Exercise objective: Repeat the line that contains "Decode this image" exactly, along with each following line up to and including the last line of the entries.

====

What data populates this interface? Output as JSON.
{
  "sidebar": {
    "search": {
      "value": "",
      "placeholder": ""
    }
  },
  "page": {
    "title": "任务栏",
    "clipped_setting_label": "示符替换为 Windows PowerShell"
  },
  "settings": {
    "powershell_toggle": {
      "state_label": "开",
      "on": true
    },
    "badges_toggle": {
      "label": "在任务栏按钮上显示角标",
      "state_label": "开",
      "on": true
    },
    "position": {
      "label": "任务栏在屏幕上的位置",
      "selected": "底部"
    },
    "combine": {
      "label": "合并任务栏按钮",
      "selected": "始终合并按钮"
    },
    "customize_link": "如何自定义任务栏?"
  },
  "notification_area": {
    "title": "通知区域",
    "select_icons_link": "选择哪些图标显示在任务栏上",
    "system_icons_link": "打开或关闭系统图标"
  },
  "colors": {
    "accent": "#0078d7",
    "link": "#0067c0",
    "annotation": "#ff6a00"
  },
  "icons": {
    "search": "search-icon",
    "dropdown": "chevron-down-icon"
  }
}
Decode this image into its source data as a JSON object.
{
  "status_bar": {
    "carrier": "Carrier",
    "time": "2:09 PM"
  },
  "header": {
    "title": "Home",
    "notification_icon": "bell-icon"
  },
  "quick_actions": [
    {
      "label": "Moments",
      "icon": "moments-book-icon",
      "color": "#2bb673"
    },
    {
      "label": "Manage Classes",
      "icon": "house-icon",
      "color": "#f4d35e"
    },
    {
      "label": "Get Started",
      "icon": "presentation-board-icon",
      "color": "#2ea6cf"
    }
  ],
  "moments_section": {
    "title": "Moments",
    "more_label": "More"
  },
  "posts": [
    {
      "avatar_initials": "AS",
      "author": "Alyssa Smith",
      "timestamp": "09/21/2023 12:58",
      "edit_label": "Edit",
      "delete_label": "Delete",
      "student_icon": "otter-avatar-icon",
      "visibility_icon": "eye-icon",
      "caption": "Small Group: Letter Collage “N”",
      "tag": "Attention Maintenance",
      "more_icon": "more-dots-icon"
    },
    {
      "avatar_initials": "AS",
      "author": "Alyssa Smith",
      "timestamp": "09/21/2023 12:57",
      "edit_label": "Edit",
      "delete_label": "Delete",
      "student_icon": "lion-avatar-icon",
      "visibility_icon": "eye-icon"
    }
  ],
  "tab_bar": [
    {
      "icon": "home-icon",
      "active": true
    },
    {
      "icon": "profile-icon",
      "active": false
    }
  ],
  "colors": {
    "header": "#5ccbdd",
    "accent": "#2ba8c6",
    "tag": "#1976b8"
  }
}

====

Exercise solution:
Decode this image into its source data as a JSON object.
{
  "status_bar": {
    "carrier": "Carrier",
    "time": "2:09 PM"
  },
  "header": {
    "title": "Home",
    "notification_icon": "bell-icon"
  },
  "quick_actions": [
    {
      "label": "Moments",
      "icon": "moments-book-icon",
      "color": "#2bb673"
    },
    {
      "label": "Manage Classes",
      "icon": "house-icon",
      "color": "#f4d35e"
    },
    {
      "label": "Get Started",
      "icon": "presentation-board-icon",
      "color": "#2ea6cf"
    }
  ],
  "moments_section": {
    "title": "Moments",
    "more_label": "More"
  },
  "posts": [
    {
      "avatar_initials": "AS",
      "author": "Alyssa Smith",
      "timestamp": "09/21/2023 12:58",
      "edit_label": "Edit",
      "delete_label": "Delete",
      "student_icon": "otter-avatar-icon",
      "visibility_icon": "eye-icon",
      "caption": "Small Group: Letter Collage “N”",
      "tag": "Attention Maintenance",
      "more_icon": "more-dots-icon"
    },
    {
      "avatar_initials": "AS",
      "author": "Alyssa Smith",
      "timestamp": "09/21/2023 12:57",
      "edit_label": "Edit",
      "delete_label": "Delete",
      "student_icon": "lion-avatar-icon",
      "visibility_icon": "eye-icon"
    }
  ],
  "tab_bar": [
    {
      "icon": "home-icon",
      "active": true
    },
    {
      "icon": "profile-icon",
      "active": false
    }
  ],
  "colors": {
    "header": "#5ccbdd",
    "accent": "#2ba8c6",
    "tag": "#1976b8"
  }
}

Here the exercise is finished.